Problem statement: Give the number of lines in this listing that hold "data". No other words belong in the reply.

Material provided:
- - -

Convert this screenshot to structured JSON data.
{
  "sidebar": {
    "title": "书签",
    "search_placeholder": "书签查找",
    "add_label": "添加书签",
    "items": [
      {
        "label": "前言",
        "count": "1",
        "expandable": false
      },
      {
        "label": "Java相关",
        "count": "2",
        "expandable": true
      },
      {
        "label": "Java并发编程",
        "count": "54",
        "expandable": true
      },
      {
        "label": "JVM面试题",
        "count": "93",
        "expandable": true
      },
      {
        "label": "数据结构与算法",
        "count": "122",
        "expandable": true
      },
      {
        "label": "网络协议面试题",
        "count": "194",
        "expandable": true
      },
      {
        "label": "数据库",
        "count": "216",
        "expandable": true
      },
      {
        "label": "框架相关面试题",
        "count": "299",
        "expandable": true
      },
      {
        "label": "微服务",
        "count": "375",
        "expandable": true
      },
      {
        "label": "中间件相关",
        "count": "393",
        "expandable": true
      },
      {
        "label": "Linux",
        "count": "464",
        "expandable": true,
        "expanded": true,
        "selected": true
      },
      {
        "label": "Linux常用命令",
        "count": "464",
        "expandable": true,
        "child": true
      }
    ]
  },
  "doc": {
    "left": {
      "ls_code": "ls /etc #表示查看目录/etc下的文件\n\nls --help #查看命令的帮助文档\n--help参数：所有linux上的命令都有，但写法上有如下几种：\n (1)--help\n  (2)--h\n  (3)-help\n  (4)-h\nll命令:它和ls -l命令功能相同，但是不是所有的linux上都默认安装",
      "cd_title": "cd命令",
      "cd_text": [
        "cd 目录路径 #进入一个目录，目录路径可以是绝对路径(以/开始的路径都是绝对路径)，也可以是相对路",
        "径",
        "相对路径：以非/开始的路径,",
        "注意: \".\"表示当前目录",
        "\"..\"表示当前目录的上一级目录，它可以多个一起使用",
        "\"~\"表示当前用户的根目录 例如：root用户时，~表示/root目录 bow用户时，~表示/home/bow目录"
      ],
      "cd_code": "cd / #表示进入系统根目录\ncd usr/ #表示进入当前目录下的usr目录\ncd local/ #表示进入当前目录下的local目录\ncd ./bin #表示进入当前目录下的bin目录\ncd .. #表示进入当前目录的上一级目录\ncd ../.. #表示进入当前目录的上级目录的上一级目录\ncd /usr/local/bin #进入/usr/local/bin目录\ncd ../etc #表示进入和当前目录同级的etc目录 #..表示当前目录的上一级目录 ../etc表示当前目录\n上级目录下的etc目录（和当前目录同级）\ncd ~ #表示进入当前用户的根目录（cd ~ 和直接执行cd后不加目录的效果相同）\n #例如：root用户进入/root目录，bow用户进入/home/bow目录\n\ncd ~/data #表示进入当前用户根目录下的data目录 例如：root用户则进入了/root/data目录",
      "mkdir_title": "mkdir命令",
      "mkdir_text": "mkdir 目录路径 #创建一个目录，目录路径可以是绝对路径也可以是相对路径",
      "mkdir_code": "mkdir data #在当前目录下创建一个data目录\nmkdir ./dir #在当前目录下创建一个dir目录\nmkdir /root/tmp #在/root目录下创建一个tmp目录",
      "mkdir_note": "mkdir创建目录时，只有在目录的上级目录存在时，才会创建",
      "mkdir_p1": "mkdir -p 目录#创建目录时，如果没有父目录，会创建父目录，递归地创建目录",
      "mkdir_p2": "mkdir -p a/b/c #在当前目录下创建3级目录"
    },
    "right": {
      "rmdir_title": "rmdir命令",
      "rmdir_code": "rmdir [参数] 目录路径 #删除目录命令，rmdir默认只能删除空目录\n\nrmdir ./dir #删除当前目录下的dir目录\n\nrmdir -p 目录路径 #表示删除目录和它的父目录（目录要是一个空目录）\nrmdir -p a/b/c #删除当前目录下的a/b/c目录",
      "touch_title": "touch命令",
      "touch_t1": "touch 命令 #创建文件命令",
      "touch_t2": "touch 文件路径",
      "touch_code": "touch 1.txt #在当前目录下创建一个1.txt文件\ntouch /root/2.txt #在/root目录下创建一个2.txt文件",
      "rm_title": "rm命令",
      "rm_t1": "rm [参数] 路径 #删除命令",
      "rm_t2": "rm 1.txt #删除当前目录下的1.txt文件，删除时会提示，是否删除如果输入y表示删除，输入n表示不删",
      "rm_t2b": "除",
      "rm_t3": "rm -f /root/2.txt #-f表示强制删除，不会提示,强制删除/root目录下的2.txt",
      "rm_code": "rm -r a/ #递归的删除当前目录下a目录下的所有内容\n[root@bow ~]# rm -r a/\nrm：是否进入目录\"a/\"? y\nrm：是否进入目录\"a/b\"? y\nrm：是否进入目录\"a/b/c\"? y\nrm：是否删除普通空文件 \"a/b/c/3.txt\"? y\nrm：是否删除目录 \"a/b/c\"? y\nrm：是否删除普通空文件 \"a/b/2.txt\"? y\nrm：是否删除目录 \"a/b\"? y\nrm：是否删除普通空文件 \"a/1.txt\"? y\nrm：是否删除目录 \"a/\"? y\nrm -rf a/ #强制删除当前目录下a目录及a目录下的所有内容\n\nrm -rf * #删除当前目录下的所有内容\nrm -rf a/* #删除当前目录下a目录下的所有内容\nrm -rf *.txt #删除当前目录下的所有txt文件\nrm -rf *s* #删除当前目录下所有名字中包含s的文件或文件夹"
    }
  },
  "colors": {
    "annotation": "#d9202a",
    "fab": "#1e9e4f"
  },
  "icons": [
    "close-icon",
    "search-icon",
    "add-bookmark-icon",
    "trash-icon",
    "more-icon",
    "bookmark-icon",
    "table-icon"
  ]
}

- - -

Response to this task: 3